Ashley said...

Your comments mean so much. Thank you! It has been a long road and quite the journey at that. If I could go back and change it all, I am not sure if I would.

Gen- ;)

This DVM's Wife's Life said...

Wow, this was amazing to read. I know you once before mentioned you had been a bad car accident but I had no idea how bad it really was. You have basically been to hell and back having made an amazing recovery. I can't even begin to fathom all of your pain. Your husband sounds very special to have stuck by your side through thick and thin. Thank you so much for sharing and telling us what happened to you 6 years ago.

Karin Schueller said...

Well, it usually takes a bit to make me cry, but you did it! I knew the day I met you you were pretty awesome, and you had an awesome hubby, but this explains alot. :) You have a kind heart, and I'll say a little thank you in my heart to those that helped you that day and the days after. Becuase honestly, you've touched me your pictures, and I will treasure the pictures of my family until the day I die. Nope, I'm not exaggerating. :) Amazing, you don't have a noticeable scar anywhere on that beautiful face! Thanks for sharing such a personal thing with us. I feel honored.

kristen said...

Ashley, I'm covered in goosebumps and my eyes are all welled up with tears! What a powerful story - you would never know today that you were in such an awful state just six years ago. You're one strong girl! ((hugs!))

Shellmo said...

An incredible story of survival. Reading that list of your injuries made me tearful - so sorry for your pain back then! And at the hands of a fool! I'm sure you relish life and appreciate each day - a good reminder for all of us.

ryan richard said...

wow that's crazy I can't believe you went through that! If only everyone could look at life and appreciate it like you do because of that. really great that you could share that and make people take a second look at their life and realize how lucky they are! Glad you could come this weekend =)

Still Cross Photography said...

Ashley - I am honored to have met such a strong and optimistic person. Thank you for opening up to all of us! We are a cyberfamily, are we not?!?!

Cathy Clementz said...

Ashley, I don't know why I hadn't checked your blog in a while, so the first thing I read was about your accident. How horrible for you and your family! BUT, it appears that this played an important role in your life.

Cathy Clementz said...

Ashley, we haven't heard from you in a while...are you OK??

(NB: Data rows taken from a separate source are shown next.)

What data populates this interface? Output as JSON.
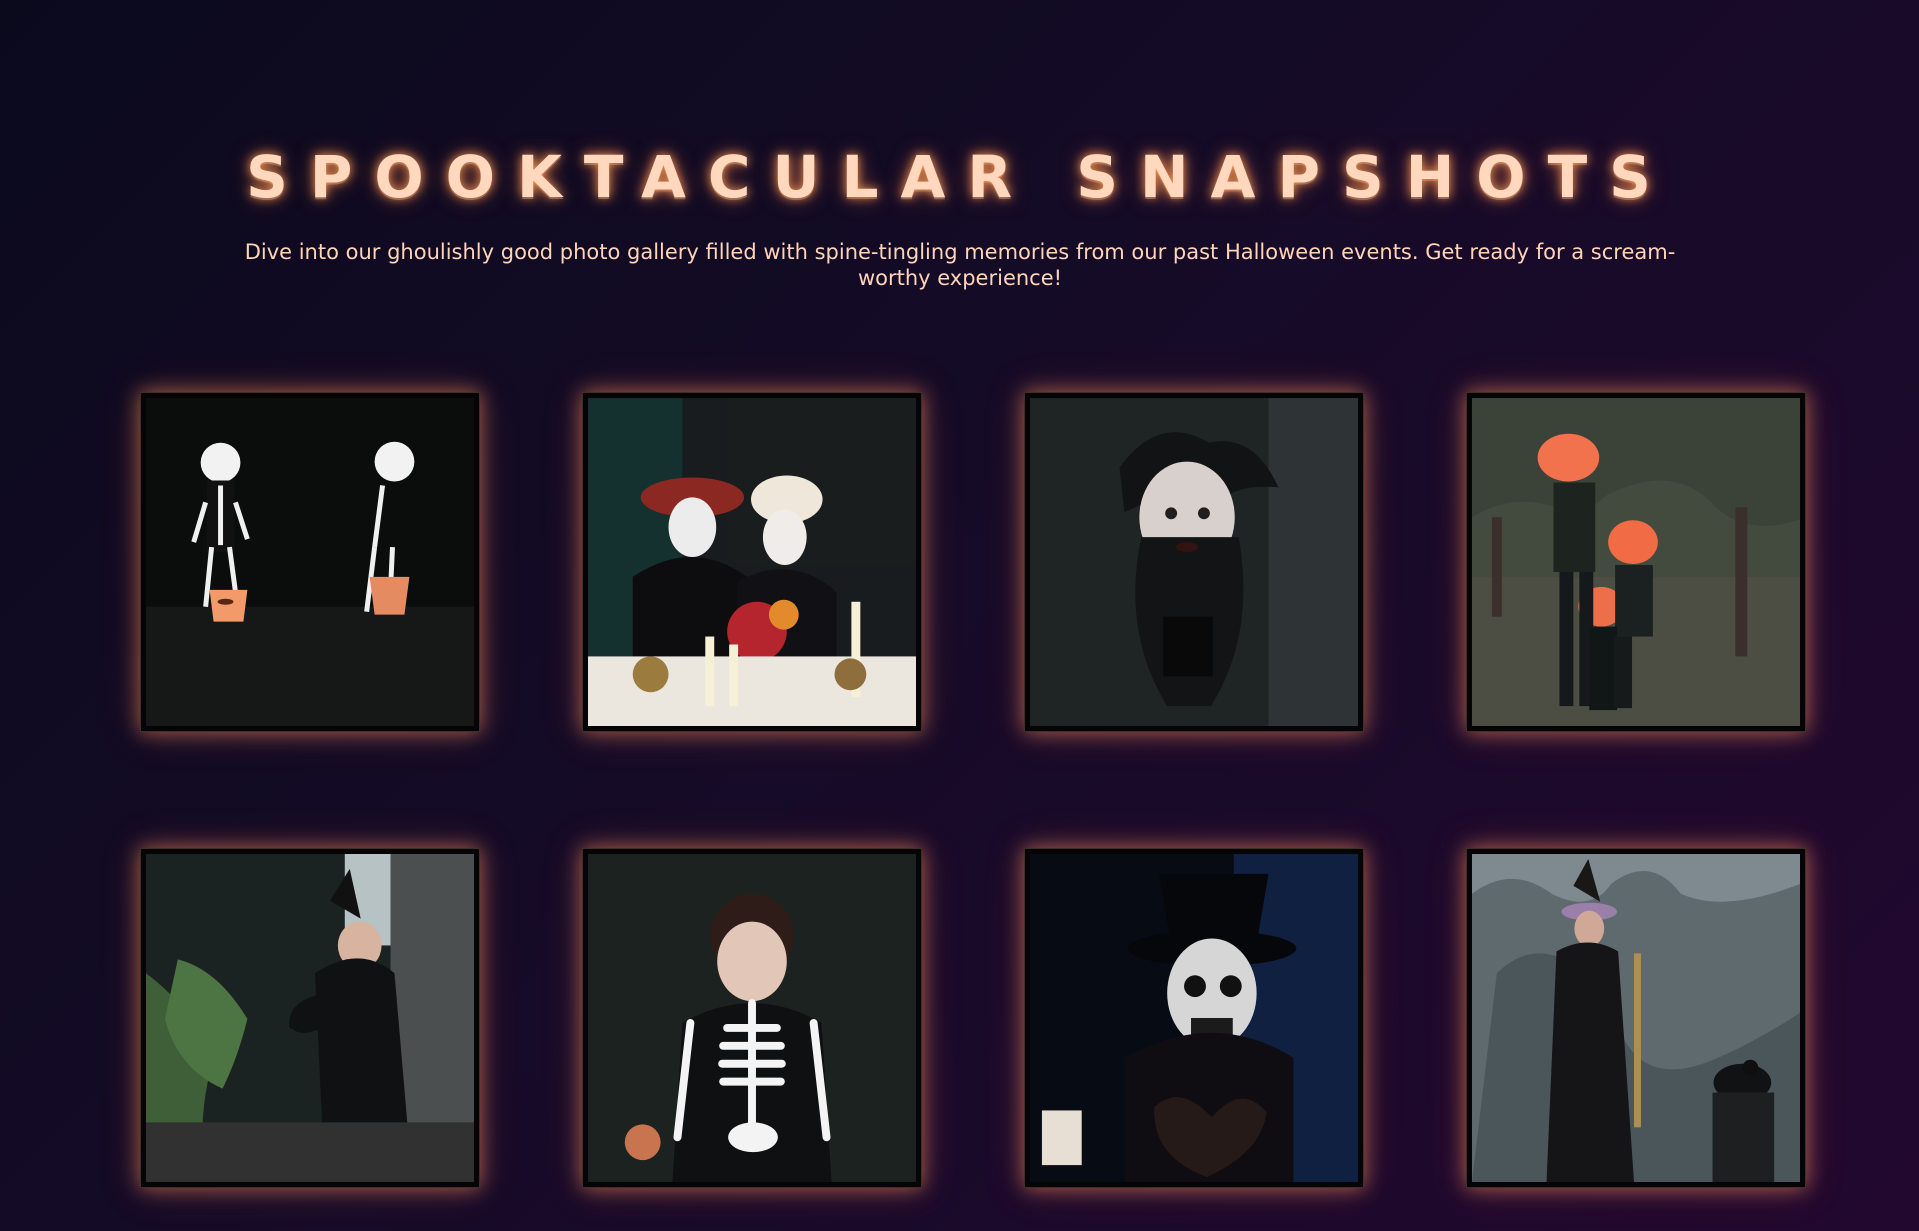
{
  "header": {
    "title": "SPOOKTACULAR SNAPSHOTS",
    "subtitle": "Dive into our ghoulishly good photo gallery filled with spine-tingling memories from our past Halloween events. Get ready for a scream-worthy experience!"
  },
  "colors": {
    "background_start": "#0b0a1d",
    "background_end": "#22082f",
    "title": "#ffd8bd",
    "glow": "#ff9f5a",
    "photo_border": "#050507"
  },
  "gallery": {
    "photos": [
      {
        "subject": "two-children-skeleton-costumes-pumpkin-buckets"
      },
      {
        "subject": "day-of-the-dead-couple-candles-dinner"
      },
      {
        "subject": "woman-dark-crown-halloween-makeup"
      },
      {
        "subject": "family-pumpkin-heads-outdoors"
      },
      {
        "subject": "child-witch-costume-garden"
      },
      {
        "subject": "girl-skeleton-costume-smiling"
      },
      {
        "subject": "skull-masked-man-top-hat"
      },
      {
        "subject": "witch-with-cauldron-rocky-cliff"
      }
    ]
  }
}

Jennifer Parke Photography said...

I am so glad that you did decide to post this! If you can reach just one person and make them think twice before they get behind the wheel think of the difference that can make!

I can not even imagine the trials that you have been through but I am so glad that you have had the courage to do so!